US8455910 *Sep 21, 2009Jun 4, 2013Walsin Lihwa CorporationMethod of manufacturing light emitting diode packaging lens and light emitting diode package
US20090263920 *Apr 3, 2007Oct 22, 2009Commissariat A L'energie AtomiqueProtection of cavities opening onto a face of a microstructured element
US20110068356 *Sep 21, 2009Mar 24, 2011Walsin Lihwa CorporationMethod of manufacturing light emitting diode packaging lens and light emmiting diode package
Classifications
U.S. Classification313/308, 313/351, 313/336, 313/309, 313/496
International ClassificationH01J31/12

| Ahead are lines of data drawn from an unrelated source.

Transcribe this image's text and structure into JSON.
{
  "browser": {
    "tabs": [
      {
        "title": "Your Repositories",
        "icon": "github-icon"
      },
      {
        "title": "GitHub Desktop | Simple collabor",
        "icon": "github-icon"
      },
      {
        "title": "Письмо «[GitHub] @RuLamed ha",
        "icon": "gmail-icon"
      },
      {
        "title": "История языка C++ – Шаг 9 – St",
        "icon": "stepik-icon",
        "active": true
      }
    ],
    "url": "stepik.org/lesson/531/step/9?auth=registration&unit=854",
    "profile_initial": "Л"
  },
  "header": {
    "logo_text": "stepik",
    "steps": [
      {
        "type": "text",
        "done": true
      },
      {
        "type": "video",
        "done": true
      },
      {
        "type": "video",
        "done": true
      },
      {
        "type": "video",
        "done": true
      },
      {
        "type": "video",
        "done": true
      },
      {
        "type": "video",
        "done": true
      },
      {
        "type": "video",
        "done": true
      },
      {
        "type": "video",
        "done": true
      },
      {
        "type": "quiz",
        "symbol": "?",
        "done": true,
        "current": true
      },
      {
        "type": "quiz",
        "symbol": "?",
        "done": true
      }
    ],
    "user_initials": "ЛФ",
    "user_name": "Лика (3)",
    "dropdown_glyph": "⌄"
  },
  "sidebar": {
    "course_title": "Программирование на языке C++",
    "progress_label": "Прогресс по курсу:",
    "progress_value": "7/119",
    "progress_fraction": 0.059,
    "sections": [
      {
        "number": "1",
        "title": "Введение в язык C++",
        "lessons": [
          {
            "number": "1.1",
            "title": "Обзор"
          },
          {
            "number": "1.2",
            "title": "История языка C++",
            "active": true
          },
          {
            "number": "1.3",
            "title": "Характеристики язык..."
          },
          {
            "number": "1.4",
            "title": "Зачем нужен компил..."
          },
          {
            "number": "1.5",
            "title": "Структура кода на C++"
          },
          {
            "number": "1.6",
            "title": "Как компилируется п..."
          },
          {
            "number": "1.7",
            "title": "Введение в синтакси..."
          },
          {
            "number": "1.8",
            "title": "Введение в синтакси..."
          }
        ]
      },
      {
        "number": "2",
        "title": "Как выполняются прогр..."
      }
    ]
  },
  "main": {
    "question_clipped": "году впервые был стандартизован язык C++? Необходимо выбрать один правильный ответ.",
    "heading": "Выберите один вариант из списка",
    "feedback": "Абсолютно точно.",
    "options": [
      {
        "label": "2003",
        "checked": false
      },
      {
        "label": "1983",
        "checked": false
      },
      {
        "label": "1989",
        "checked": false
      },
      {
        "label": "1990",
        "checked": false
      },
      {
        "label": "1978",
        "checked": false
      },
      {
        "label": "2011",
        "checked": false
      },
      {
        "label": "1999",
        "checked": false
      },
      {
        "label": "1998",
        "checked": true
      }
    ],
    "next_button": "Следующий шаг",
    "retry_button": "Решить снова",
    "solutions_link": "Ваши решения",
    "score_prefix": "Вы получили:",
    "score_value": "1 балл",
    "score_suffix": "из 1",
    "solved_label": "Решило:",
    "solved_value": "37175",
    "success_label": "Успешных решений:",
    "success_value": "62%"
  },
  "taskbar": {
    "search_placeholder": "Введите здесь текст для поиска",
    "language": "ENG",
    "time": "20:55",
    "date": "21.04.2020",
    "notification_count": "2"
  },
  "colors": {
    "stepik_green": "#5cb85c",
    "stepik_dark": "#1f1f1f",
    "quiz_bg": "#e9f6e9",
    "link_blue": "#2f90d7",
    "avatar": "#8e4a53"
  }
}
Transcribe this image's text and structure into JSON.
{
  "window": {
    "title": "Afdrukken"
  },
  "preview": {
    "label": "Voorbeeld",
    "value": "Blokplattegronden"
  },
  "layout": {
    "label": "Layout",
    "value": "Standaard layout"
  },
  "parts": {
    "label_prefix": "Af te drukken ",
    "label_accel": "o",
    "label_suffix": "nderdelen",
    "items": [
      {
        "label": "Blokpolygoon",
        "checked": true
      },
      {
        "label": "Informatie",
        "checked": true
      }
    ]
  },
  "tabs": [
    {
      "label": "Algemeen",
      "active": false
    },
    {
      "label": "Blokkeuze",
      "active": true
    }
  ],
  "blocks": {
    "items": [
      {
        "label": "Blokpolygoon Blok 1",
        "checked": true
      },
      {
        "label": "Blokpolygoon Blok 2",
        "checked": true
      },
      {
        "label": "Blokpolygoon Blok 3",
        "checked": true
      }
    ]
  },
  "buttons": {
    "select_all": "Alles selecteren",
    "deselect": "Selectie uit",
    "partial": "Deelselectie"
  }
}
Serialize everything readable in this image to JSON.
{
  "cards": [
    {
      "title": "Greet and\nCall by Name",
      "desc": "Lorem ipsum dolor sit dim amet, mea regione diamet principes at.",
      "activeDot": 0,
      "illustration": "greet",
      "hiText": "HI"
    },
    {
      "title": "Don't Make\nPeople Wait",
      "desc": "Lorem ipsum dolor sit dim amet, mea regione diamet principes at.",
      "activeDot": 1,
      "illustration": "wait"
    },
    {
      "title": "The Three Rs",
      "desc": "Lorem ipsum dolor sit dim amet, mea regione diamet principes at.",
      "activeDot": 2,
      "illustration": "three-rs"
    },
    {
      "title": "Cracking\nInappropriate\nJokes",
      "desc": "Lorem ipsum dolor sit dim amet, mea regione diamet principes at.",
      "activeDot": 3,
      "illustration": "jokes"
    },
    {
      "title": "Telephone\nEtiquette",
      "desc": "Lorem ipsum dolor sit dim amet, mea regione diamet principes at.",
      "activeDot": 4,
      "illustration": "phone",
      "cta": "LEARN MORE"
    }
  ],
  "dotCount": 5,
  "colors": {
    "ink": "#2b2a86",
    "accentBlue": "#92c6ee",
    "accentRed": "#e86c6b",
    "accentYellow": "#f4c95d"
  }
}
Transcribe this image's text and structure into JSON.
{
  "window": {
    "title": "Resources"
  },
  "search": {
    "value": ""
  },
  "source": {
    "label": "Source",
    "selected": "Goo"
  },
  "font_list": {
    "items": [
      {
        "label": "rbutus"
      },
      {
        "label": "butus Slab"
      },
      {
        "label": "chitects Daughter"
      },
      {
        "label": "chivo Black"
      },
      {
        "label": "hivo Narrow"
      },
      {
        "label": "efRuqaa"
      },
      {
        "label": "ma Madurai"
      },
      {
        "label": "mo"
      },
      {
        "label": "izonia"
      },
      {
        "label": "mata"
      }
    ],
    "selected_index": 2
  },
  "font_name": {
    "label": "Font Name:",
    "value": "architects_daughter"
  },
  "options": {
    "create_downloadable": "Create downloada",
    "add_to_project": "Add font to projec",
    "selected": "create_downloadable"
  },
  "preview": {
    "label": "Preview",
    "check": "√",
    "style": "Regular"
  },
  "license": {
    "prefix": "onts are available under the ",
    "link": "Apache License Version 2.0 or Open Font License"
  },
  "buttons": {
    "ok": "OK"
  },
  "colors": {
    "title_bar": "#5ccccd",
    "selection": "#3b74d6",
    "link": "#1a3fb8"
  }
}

Cooperative ClassificationH01J31/127
European ClassificationH01J31/12F4D
Legal Events
DateCodeEventDescription
Dec 16, 2008FPExpired due to failure to pay maintenance fee
Effective date: 20081024
Oct 24, 2008LAPSLapse for failure to pay maintenance fees
May 5, 2008REMIMaintenance fee reminder mailed
Mar 10, 2004FPAYFee payment
Year of fee payment: 4